The Public Protector found in a report last year that Molefe favoured the Gupta family, which is in business with President  Jacob Zuma’s son, by awarding coal-supply contracts and helping them buy Optimum Coal Holdings Ltd. He and Eskom denied wrongdoing, with Molefe moved to tears in a Nov. 3 briefing.

South Africa has directed billions of rand to help struggling state-owned entities and their poor governance has been cited by rating companies as a risk to their assessments.

Last month, thousands of people took part in nationwide protests against corruption, a lack of accountability within the government, and cabinet changes that saw respected leaders, including former Finance Minister Pravin Gordhan, lose their jobs.

The board’s decision “is tone deaf to the South African public’s absolute exasperation and anger at what seems to be government’s lackluster and lackadaisical approach to dealing decisively with corruption perceived or real,” the ruling African National Congress said in an emailed statement.

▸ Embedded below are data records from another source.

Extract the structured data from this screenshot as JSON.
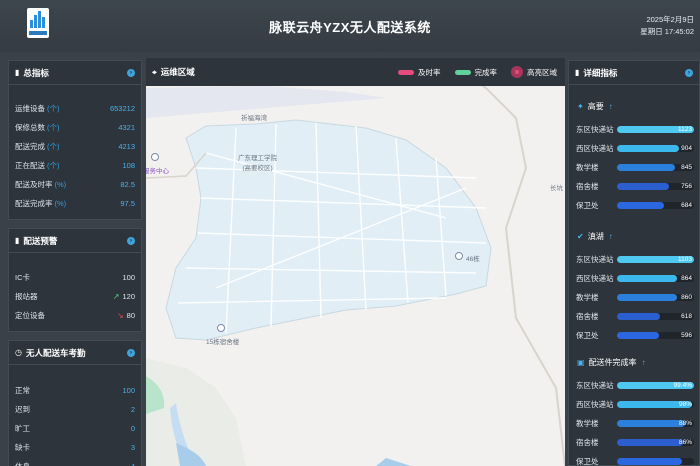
{
  "header": {
    "title": "脉联云舟YZX无人配送系统",
    "date": "2025年2月9日",
    "weekday_time": "星期日 17:45:02"
  },
  "summary": {
    "title": "总指标",
    "rows": [
      {
        "label": "运维设备",
        "unit": "(个)",
        "value": "653212"
      },
      {
        "label": "保修总数",
        "unit": "(个)",
        "value": "4321"
      },
      {
        "label": "配送完成",
        "unit": "(个)",
        "value": "4213"
      },
      {
        "label": "正在配送",
        "unit": "(个)",
        "value": "108"
      },
      {
        "label": "配送及时率",
        "unit": "(%)",
        "value": "82.5"
      },
      {
        "label": "配送完成率",
        "unit": "(%)",
        "value": "97.5"
      }
    ]
  },
  "warning": {
    "title": "配送预警",
    "rows": [
      {
        "label": "IC卡",
        "value": "100",
        "trend": "none"
      },
      {
        "label": "报站器",
        "value": "120",
        "trend": "up"
      },
      {
        "label": "定位设备",
        "value": "80",
        "trend": "down"
      }
    ]
  },
  "attendance": {
    "title": "无人配送车考勤",
    "rows": [
      {
        "label": "正常",
        "value": "100"
      },
      {
        "label": "迟到",
        "value": "2"
      },
      {
        "label": "旷工",
        "value": "0"
      },
      {
        "label": "缺卡",
        "value": "3"
      },
      {
        "label": "休息",
        "value": "4"
      }
    ]
  },
  "map": {
    "title": "运维区域",
    "legend": [
      {
        "label": "及时率",
        "color": "#e54b7c"
      },
      {
        "label": "完成率",
        "color": "#5fd39a"
      },
      {
        "label": "高亮区域",
        "color": "#a8365a"
      }
    ],
    "labels": {
      "poi1": "祈福海湾",
      "campus": "广东理工学院\n(高要校区)",
      "center": "服务中心",
      "dorm46": "46栋",
      "dorm15": "15栋宿舍楼",
      "edge": "长坑"
    }
  },
  "detail": {
    "title": "详细指标",
    "groups": [
      {
        "name": "高要",
        "arrow": "↑",
        "items": [
          {
            "label": "东区快递站",
            "value": "1123",
            "fill": 1.0,
            "color": "#4fc9ef"
          },
          {
            "label": "西区快递站",
            "value": "904",
            "fill": 0.8,
            "color": "#3cb8ec"
          },
          {
            "label": "教学楼",
            "value": "845",
            "fill": 0.75,
            "color": "#2b80dd"
          },
          {
            "label": "宿舍楼",
            "value": "756",
            "fill": 0.67,
            "color": "#2b5fcf"
          },
          {
            "label": "保卫处",
            "value": "684",
            "fill": 0.61,
            "color": "#2a67e0"
          }
        ]
      },
      {
        "name": "滇湖",
        "arrow": "↑",
        "items": [
          {
            "label": "东区快递站",
            "value": "1103",
            "fill": 1.0,
            "color": "#4fc9ef"
          },
          {
            "label": "西区快递站",
            "value": "864",
            "fill": 0.78,
            "color": "#3cb8ec"
          },
          {
            "label": "教学楼",
            "value": "860",
            "fill": 0.78,
            "color": "#2b80dd"
          },
          {
            "label": "宿舍楼",
            "value": "618",
            "fill": 0.56,
            "color": "#2b5fcf"
          },
          {
            "label": "保卫处",
            "value": "596",
            "fill": 0.54,
            "color": "#2a67e0"
          }
        ]
      },
      {
        "name": "配送件完成率",
        "arrow": "↑",
        "items": [
          {
            "label": "东区快递站",
            "value": "99.4%",
            "fill": 0.994,
            "color": "#4fc9ef"
          },
          {
            "label": "西区快递站",
            "value": "98%",
            "fill": 0.98,
            "color": "#3cb8ec"
          },
          {
            "label": "教学楼",
            "value": "88%",
            "fill": 0.88,
            "color": "#2b80dd"
          },
          {
            "label": "宿舍楼",
            "value": "86%",
            "fill": 0.86,
            "color": "#2b5fcf"
          },
          {
            "label": "保卫处",
            "value": "",
            "fill": 0.84,
            "color": "#2a67e0"
          }
        ]
      }
    ]
  }
}
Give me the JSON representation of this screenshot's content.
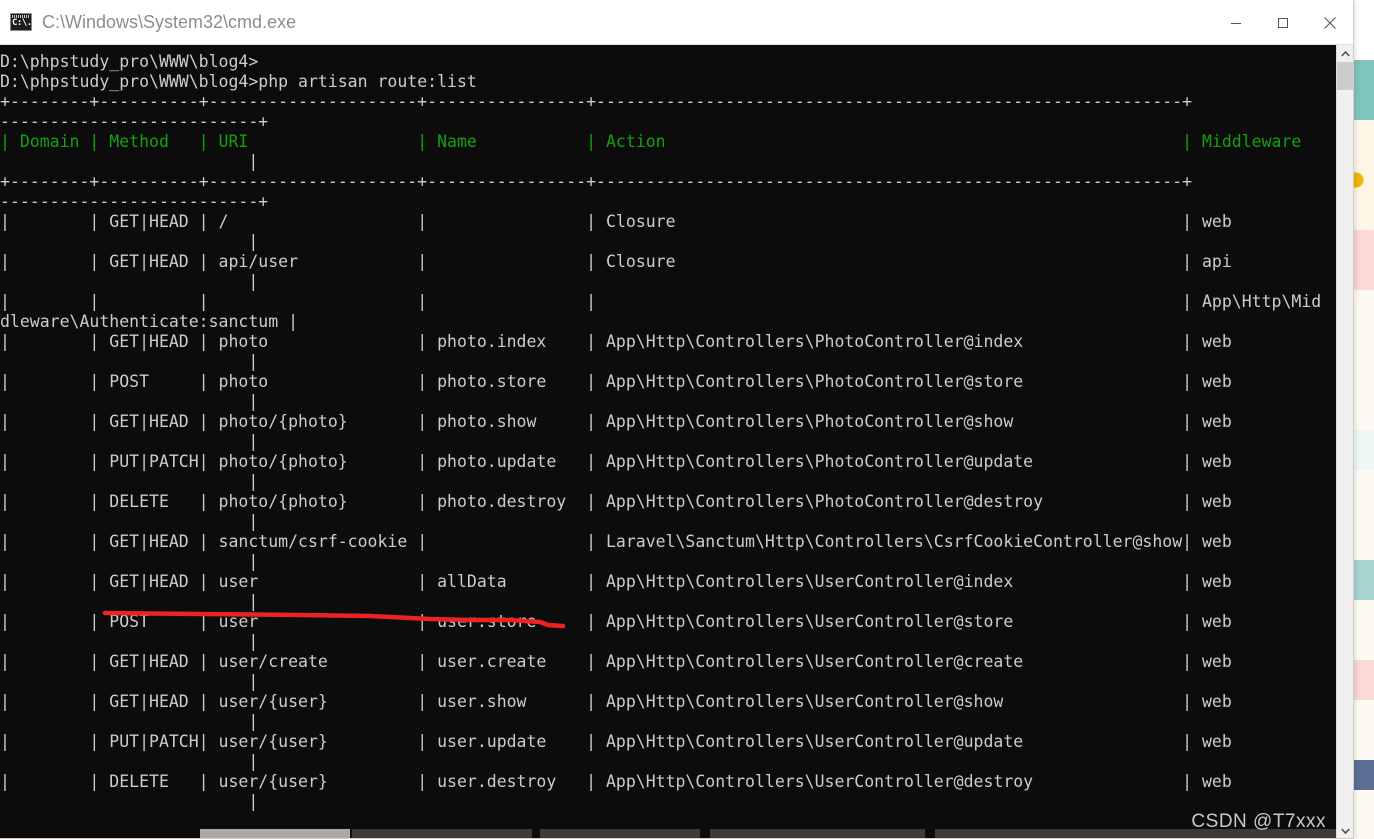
{
  "window": {
    "title": "C:\\Windows\\System32\\cmd.exe",
    "icon": "cmd-icon",
    "minimize_label": "Minimize",
    "maximize_label": "Maximize",
    "close_label": "Close"
  },
  "colors": {
    "console_bg": "#0c0c0c",
    "console_fg": "#cccccc",
    "header_fg": "#13a10e",
    "titlebar_bg": "#ffffff",
    "title_fg": "#8d8d8d",
    "annotation": "#ee2222"
  },
  "terminal": {
    "prompt_line_1": "D:\\phpstudy_pro\\WWW\\blog4>",
    "prompt_line_2": "D:\\phpstudy_pro\\WWW\\blog4>php artisan route:list",
    "command": "php artisan route:list",
    "cwd": "D:\\phpstudy_pro\\WWW\\blog4",
    "columns": [
      "Domain",
      "Method",
      "URI",
      "Name",
      "Action",
      "Middleware"
    ],
    "rule_main": "+--------+----------+------------------------+-----------------+--------------------------------------------------------------+------------+",
    "rule_wrap": "--------------------------+",
    "header_row": "| Domain | Method   | URI                    | Name            | Action                                                       | Middleware |",
    "header_wrap": "                         |",
    "rows": [
      {
        "domain": "",
        "method": "GET|HEAD",
        "uri": "/",
        "name": "",
        "action": "Closure",
        "middleware": "web"
      },
      {
        "domain": "",
        "method": "GET|HEAD",
        "uri": "api/user",
        "name": "",
        "action": "Closure",
        "middleware": "api"
      },
      {
        "domain": "",
        "method": "",
        "uri": "",
        "name": "",
        "action": "",
        "middleware": "App\\Http\\Middleware\\Authenticate:sanctum",
        "middleware_visible": "App\\Http\\Mid",
        "middleware_wrapped": "dleware\\Authenticate:sanctum"
      },
      {
        "domain": "",
        "method": "GET|HEAD",
        "uri": "photo",
        "name": "photo.index",
        "action": "App\\Http\\Controllers\\PhotoController@index",
        "middleware": "web"
      },
      {
        "domain": "",
        "method": "POST",
        "uri": "photo",
        "name": "photo.store",
        "action": "App\\Http\\Controllers\\PhotoController@store",
        "middleware": "web"
      },
      {
        "domain": "",
        "method": "GET|HEAD",
        "uri": "photo/{photo}",
        "name": "photo.show",
        "action": "App\\Http\\Controllers\\PhotoController@show",
        "middleware": "web"
      },
      {
        "domain": "",
        "method": "PUT|PATCH",
        "uri": "photo/{photo}",
        "name": "photo.update",
        "action": "App\\Http\\Controllers\\PhotoController@update",
        "middleware": "web"
      },
      {
        "domain": "",
        "method": "DELETE",
        "uri": "photo/{photo}",
        "name": "photo.destroy",
        "action": "App\\Http\\Controllers\\PhotoController@destroy",
        "middleware": "web"
      },
      {
        "domain": "",
        "method": "GET|HEAD",
        "uri": "sanctum/csrf-cookie",
        "name": "",
        "action": "Laravel\\Sanctum\\Http\\Controllers\\CsrfCookieController@show",
        "middleware": "web"
      },
      {
        "domain": "",
        "method": "GET|HEAD",
        "uri": "user",
        "name": "allData",
        "action": "App\\Http\\Controllers\\UserController@index",
        "middleware": "web"
      },
      {
        "domain": "",
        "method": "POST",
        "uri": "user",
        "name": "user.store",
        "action": "App\\Http\\Controllers\\UserController@store",
        "middleware": "web"
      },
      {
        "domain": "",
        "method": "GET|HEAD",
        "uri": "user/create",
        "name": "user.create",
        "action": "App\\Http\\Controllers\\UserController@create",
        "middleware": "web"
      },
      {
        "domain": "",
        "method": "GET|HEAD",
        "uri": "user/{user}",
        "name": "user.show",
        "action": "App\\Http\\Controllers\\UserController@show",
        "middleware": "web"
      },
      {
        "domain": "",
        "method": "PUT|PATCH",
        "uri": "user/{user}",
        "name": "user.update",
        "action": "App\\Http\\Controllers\\UserController@update",
        "middleware": "web"
      },
      {
        "domain": "",
        "method": "DELETE",
        "uri": "user/{user}",
        "name": "user.destroy",
        "action": "App\\Http\\Controllers\\UserController@destroy",
        "middleware": "web"
      }
    ],
    "body_lines": [
      "D:\\phpstudy_pro\\WWW\\blog4>",
      "D:\\phpstudy_pro\\WWW\\blog4>php artisan route:list",
      "+--------+----------+---------------------+----------------+-----------------------------------------------------------+",
      "--------------------------+",
      "| Domain | Method   | URI                 | Name           | Action                                                    | Middleware",
      "                         |",
      "+--------+----------+---------------------+----------------+-----------------------------------------------------------+",
      "--------------------------+",
      "|        | GET|HEAD | /                   |                | Closure                                                   | web",
      "                         |",
      "|        | GET|HEAD | api/user            |                | Closure                                                   | api",
      "                         |",
      "|        |          |                     |                |                                                           | App\\Http\\Mid",
      "dleware\\Authenticate:sanctum |",
      "|        | GET|HEAD | photo               | photo.index    | App\\Http\\Controllers\\PhotoController@index                | web",
      "                         |",
      "|        | POST     | photo               | photo.store    | App\\Http\\Controllers\\PhotoController@store                | web",
      "                         |",
      "|        | GET|HEAD | photo/{photo}       | photo.show     | App\\Http\\Controllers\\PhotoController@show                 | web",
      "                         |",
      "|        | PUT|PATCH| photo/{photo}       | photo.update   | App\\Http\\Controllers\\PhotoController@update               | web",
      "                         |",
      "|        | DELETE   | photo/{photo}       | photo.destroy  | App\\Http\\Controllers\\PhotoController@destroy              | web",
      "                         |",
      "|        | GET|HEAD | sanctum/csrf-cookie |                | Laravel\\Sanctum\\Http\\Controllers\\CsrfCookieController@show| web",
      "                         |",
      "|        | GET|HEAD | user                | allData        | App\\Http\\Controllers\\UserController@index                 | web",
      "                         |",
      "|        | POST     | user                | user.store     | App\\Http\\Controllers\\UserController@store                 | web",
      "                         |",
      "|        | GET|HEAD | user/create         | user.create    | App\\Http\\Controllers\\UserController@create                | web",
      "                         |",
      "|        | GET|HEAD | user/{user}         | user.show      | App\\Http\\Controllers\\UserController@show                  | web",
      "                         |",
      "|        | PUT|PATCH| user/{user}         | user.update    | App\\Http\\Controllers\\UserController@update                | web",
      "                         |",
      "|        | DELETE   | user/{user}         | user.destroy   | App\\Http\\Controllers\\UserController@destroy               | web",
      "                         |"
    ]
  },
  "annotation": {
    "type": "red-underline",
    "target_row": "user / allData",
    "color": "#ee2222"
  },
  "watermark": {
    "text": "CSDN @T7xxx"
  },
  "scrollbars": {
    "vertical_position": "top",
    "horizontal_position": "left"
  }
}
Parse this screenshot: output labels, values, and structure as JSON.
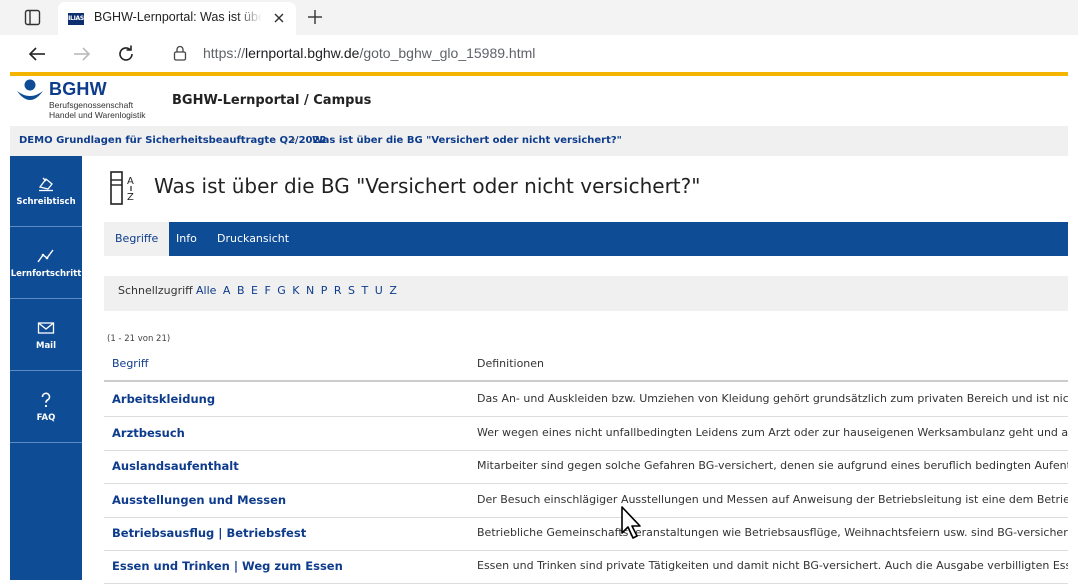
{
  "browser": {
    "tab_title": "BGHW-Lernportal: Was ist über die BG \"Versichert oder nicht versichert?\"",
    "tab_favicon_text": "ILIAS",
    "url_prefix": "https://",
    "url_host": "lernportal.bghw.de",
    "url_path": "/goto_bghw_glo_15989.html"
  },
  "header": {
    "logo_text": "BGHW",
    "logo_sub1": "Berufsgenossenschaft",
    "logo_sub2": "Handel und Warenlogistik",
    "portal_title": "BGHW-Lernportal / Campus"
  },
  "breadcrumb": {
    "items": [
      "DEMO Grundlagen für Sicherheitsbeauftragte Q2/2022",
      "Was ist über die BG \"Versichert oder nicht versichert?\""
    ],
    "separator": "›"
  },
  "sidebar": {
    "items": [
      {
        "label": "Schreibtisch",
        "icon": "desk-icon"
      },
      {
        "label": "Lernfortschritt",
        "icon": "progress-chart-icon"
      },
      {
        "label": "Mail",
        "icon": "mail-icon"
      },
      {
        "label": "FAQ",
        "icon": "question-icon"
      }
    ]
  },
  "main": {
    "title": "Was ist über die BG \"Versichert oder nicht versichert?\"",
    "tabs": [
      {
        "label": "Begriffe",
        "active": true
      },
      {
        "label": "Info",
        "active": false
      },
      {
        "label": "Druckansicht",
        "active": false
      }
    ],
    "quick_access_label": "Schnellzugriff",
    "quick_access_links": [
      "Alle",
      "A",
      "B",
      "E",
      "F",
      "G",
      "K",
      "N",
      "P",
      "R",
      "S",
      "T",
      "U",
      "Z"
    ],
    "count": "(1 - 21 von 21)",
    "table": {
      "headers": [
        "Begriff",
        "Definitionen"
      ],
      "rows": [
        {
          "term": "Arbeitskleidung",
          "definition": "Das An- und Auskleiden bzw. Umziehen von Kleidung gehört grundsätzlich zum privaten Bereich und ist nicht"
        },
        {
          "term": "Arztbesuch",
          "definition": "Wer wegen eines nicht unfallbedingten Leidens zum Arzt oder zur hauseigenen Werksambulanz geht und auf"
        },
        {
          "term": "Auslandsaufenthalt",
          "definition": "Mitarbeiter sind gegen solche Gefahren BG-versichert, denen sie aufgrund eines beruflich bedingten Aufenth"
        },
        {
          "term": "Ausstellungen und Messen",
          "definition": "Der Besuch einschlägiger Ausstellungen und Messen auf Anweisung der Betriebsleitung ist eine dem Betrieb"
        },
        {
          "term": "Betriebsausflug | Betriebsfest",
          "definition": "Betriebliche Gemeinschaftsveranstaltungen wie Betriebsausflüge, Weihnachtsfeiern usw. sind BG-versichert."
        },
        {
          "term": "Essen und Trinken | Weg zum Essen",
          "definition": "Essen und Trinken sind private Tätigkeiten und damit nicht BG-versichert. Auch die Ausgabe verbilligten Esse"
        }
      ]
    }
  },
  "colors": {
    "brand_blue": "#0e4c96",
    "link_blue": "#0e3c8c",
    "accent_yellow": "#f5b400"
  }
}
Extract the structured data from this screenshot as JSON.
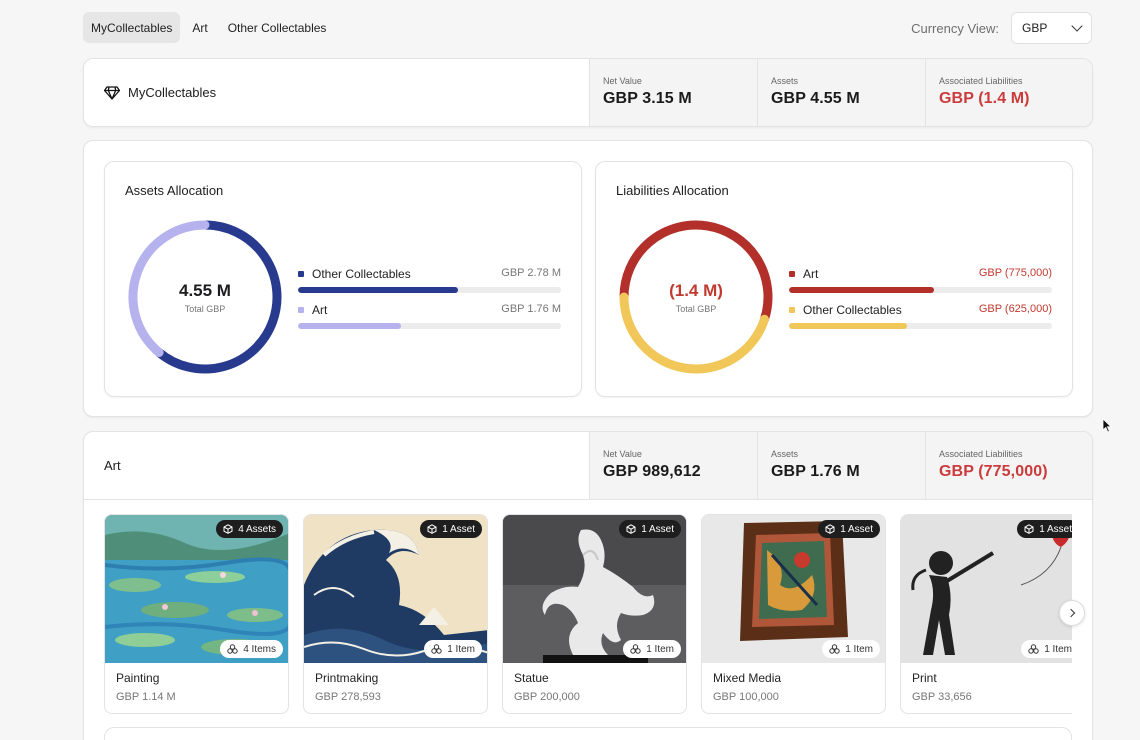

Reappointing Molefe to his previous position was a cheaper option than the 30 million-rand ($2.2 million) pension payout the company’s board had recommended, Brown said. Acting Chief Executive Officer Matshela Koko will take leave pending an investigation of Eskom contracts awarded to a company linked to his stepdaughter, she said.

“The board decided to rescind the initial decision to grant him early retirement” and that “triggered his reinstatement back to the employer’s organization,” Khulani Qoma, a spokesman for the producer’s board, said by phone on Friday.

MP Resignation

Molefe was sworn in as a lawmaker representing the ANC in February and had been named as a possible replacement for Gordhan as finance minister. He has resigned from parliament, effective Sunday, National Assembly Speaker Baleka Mbete said in an emailed statement.

The 105-year-old party that’s ruled Africa’s most-industrialized economy since apartheid ended in 1994 is due to elect a new leader at a Dec. 16-20 conference in Johannesburg.

While Zuma hasn’t openly anointed an heir, his comments that the party is ready to be led by a woman have been widely seen as support for Nkosazana Dlamini-Zuma, his ex-wife, to replace him in December. Her main rival in the battle is current Deputy President Cyril Ramaphosa.

Leadership Battle

The ANC’s reaction to Molefe’s reappointment signals “a proxy ANC leadership-contest battle between the Zuma-dominated faction” and the reformers led by Ramaphosa, Darias Jonker, an Africa director for Eurasia Group, said by phone.  

“The ANC is responsible for the mess we’re in,” United Democratic Movement leader Bantu Holomisa told reporters in Johannesburg.

Read also: NUM says #Brian Molefe's return to Eskom is a joke

The result of a process to hire a new CEO haven’t been made public and in terms of the ethics, “the ANC continues to fail the nation,” he said. The Democratic Alliance, South Africa’s main opposition party, plans to file for a legal review of the appointment on Monday, Federal Executive Chairman James Selfe said by phone from Cape Town.

The board had held negotiations with Molefe over the options in a process that “wasn’t automatic,” Qoma said. “In the end, he appreciated that he could be given an opportunity to finish the good work that he was doing.”

Yields on Eskom’s $1.75 billion of bonds due in January 2021 declined 4 basis points to 5.39 percent at 3:23 p.m. in Johannesburg.

The producer isn’t helping itself by bringing Molefe back, and for Zuma to reappoint someone implicated in graft “is just giving ammunition to his detractors,” political analyst Ralph Mathekga said in an interview.

It “effectively means that the president is putting aside” the Public Protector’s graft report, and the board is also saying there is no merit to it, he said. “That is not the right way to do it,” Mathekga said.